San Francisco CA: Ya Gotta Experience Lombard Street Print

Guest Senior Venturer YLH, Chicago IL: The one thought I always have when visiting that one crazy block of Lombard Street is: the people who live in these houses must be really tired of seeing hordes of climbing tourists. Worse, lines of creeping sightseeing cars jamming their street every hour of every day and night.

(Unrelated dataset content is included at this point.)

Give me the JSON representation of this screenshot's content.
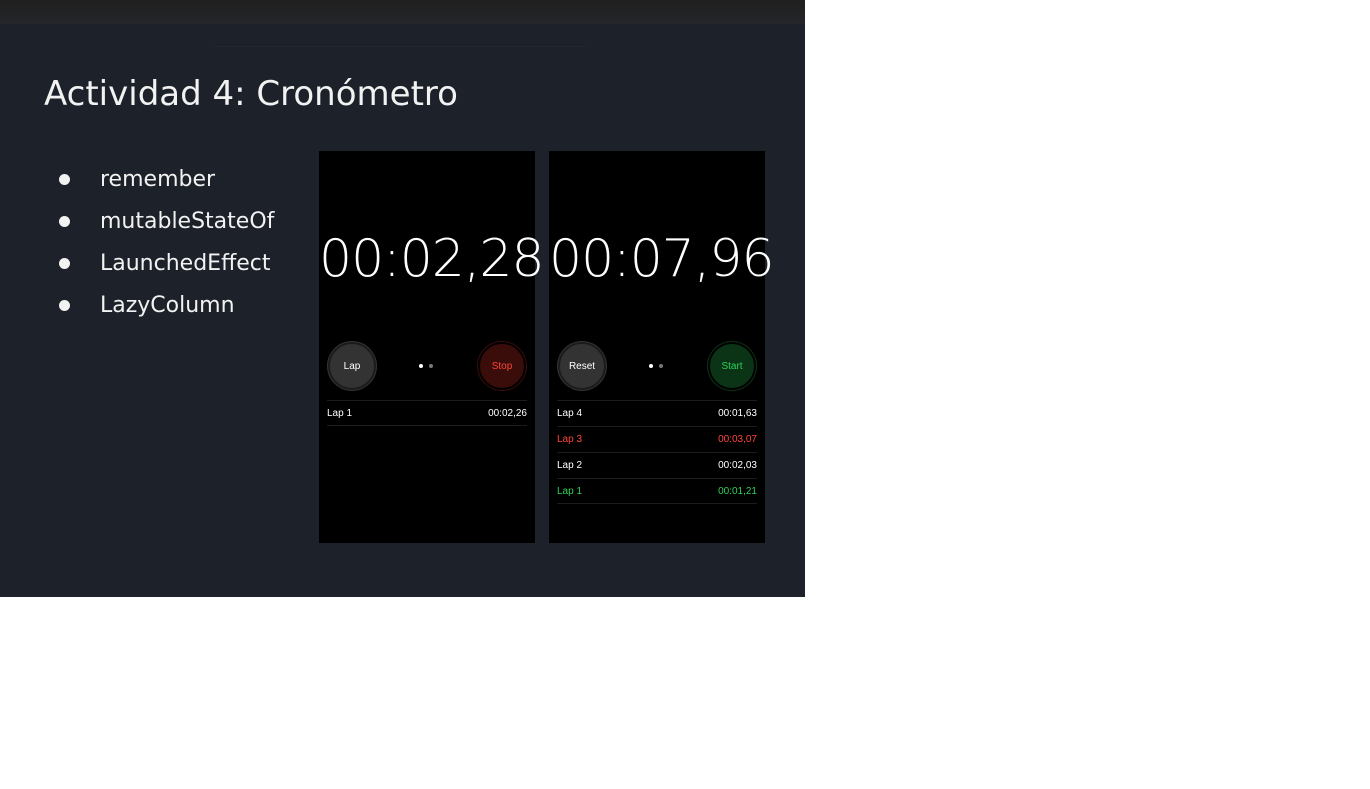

Actually the city's Lombard Street is not confined to this one block, but the famous spot is a one-way meander between Hyde and Leavenworth Streets. It features eight very sharp zigzags, and boasts "the crookedest street in the world". Of course, any Washington DC street where politicians roam is certainly much more crooked in theory, if not actuality. The crooked quarter-mile block was developed about 90 years ago when a builder first erected houses on that craggy Lombard steep hillside. His idea was to stagger the street because it was on an almost 30 degree grade.

At the time almost impossible for rickety, top-heavy 1920s cars to drive up, it became a one-way, bright-red brick and cobblestone-paved street, and driving downward became the only direction. Even today, it can be hazardous for cars to descend, and signs all over the street warn drivers to stay within the five-mile-an-hour limit or they could be ticketed or cause accidents.

Of course, pedestrians can walk it either way, and it takes a hardy climber to make it from bottom to top. We were there about a year ago, standing at the little garden plot at the bottom, snapping and selfing away along with all the other tourists.

Then, a troop of Boy Scouts arrived. After a pep talk from their leader, with flag unfurled, they began a quick ascent. We seniors decided to follow them, but made it only about half way. However, the boys carried their flag to the top and stood triumphant like the Marines on Iwo Jima.

Just as a matter of curiosity, I checked prices of the homes when they were first offered in the 1920s. For the large, two-story structures, the price was between $11,000 and $15,000, a fairly high figure for that time, when the average American home cost $5,000. For-sale ads today list them from $2 million and up.